If you choose to plant a New York Chickasaw Plum Tree specimen in Texas, the tree might struggle, even if it grows successfully in both states. New York has a harsher, wetter climate than Texas, and the Plum tree will mature at different times in these two states. In addition, your New York Chickasaw Plum Tree may yield a different crop than you would expect when planted in Texas. Even worse, it could be exposed to insects and pests it has never had to deal with in New York.

On the other hand, a Texan Chickasaw Plum Tree will be perfectly adapted to local conditions and give deer plenty of plums to nibble at in early summer.

How to Obtain the Best Native Plants

Local provenance trees maintain local biodiversity and the genetic material of plants. They support wildlife better and are more productive. They have the right genetic makeup to flourish in their locality and for a specific landscape.

Creating a wildlife-preferred orchard takes time, effort, and money. If you want your orchard to be successful from the start, you should opt for local provenance plants.

Even the smallest variations have developed to give a plant a specific advantage. For example, foliage differences can be subtle and yet important, with foliage color and size varying even between neighboring trees. Such features have developed to attract local pollinators or to deter local pests.

Berry size and color also differ as these features grew over time to adjust to specific conditions, such as local birds and climate. As a result, a mulberry tree in Texas will be different from a mulberry tree in Kentucky.

The best way to obtain local provenance plants is to look for plants grown from seeds from local healthy plants, growing in similar conditions. This is the perfect start to your wildlife-preferred orchard—and is your trusted partner.

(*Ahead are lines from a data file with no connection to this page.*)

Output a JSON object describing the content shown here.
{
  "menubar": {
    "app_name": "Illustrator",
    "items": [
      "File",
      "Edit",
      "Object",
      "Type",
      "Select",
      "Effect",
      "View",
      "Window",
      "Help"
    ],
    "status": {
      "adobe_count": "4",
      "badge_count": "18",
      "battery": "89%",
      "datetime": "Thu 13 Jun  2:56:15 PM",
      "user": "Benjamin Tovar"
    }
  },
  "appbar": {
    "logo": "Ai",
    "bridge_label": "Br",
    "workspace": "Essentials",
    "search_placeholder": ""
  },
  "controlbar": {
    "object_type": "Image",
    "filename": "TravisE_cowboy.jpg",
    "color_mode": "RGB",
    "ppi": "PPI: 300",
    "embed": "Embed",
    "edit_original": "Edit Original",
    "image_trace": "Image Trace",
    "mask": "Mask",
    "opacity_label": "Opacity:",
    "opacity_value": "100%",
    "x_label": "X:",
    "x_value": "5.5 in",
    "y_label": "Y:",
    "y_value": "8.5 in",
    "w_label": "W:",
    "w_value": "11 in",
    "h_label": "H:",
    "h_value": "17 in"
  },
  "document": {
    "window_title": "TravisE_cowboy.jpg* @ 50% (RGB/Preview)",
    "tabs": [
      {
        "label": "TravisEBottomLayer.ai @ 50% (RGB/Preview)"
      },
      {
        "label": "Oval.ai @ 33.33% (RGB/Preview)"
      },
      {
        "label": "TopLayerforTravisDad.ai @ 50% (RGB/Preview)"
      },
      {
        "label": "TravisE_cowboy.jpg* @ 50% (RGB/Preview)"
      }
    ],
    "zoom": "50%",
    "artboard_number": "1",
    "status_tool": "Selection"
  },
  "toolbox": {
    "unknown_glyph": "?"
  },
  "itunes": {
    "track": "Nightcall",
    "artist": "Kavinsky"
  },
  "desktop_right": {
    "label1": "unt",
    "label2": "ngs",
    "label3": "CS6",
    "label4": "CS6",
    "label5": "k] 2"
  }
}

We offer free shipping on all orders and a 10% discount on orders over $1,000. Get 40% off when you pick up your order. Call us now on 832-400-5978 or contact Wildtree online to obtain the best provenance plants for your area and get started on your deer project!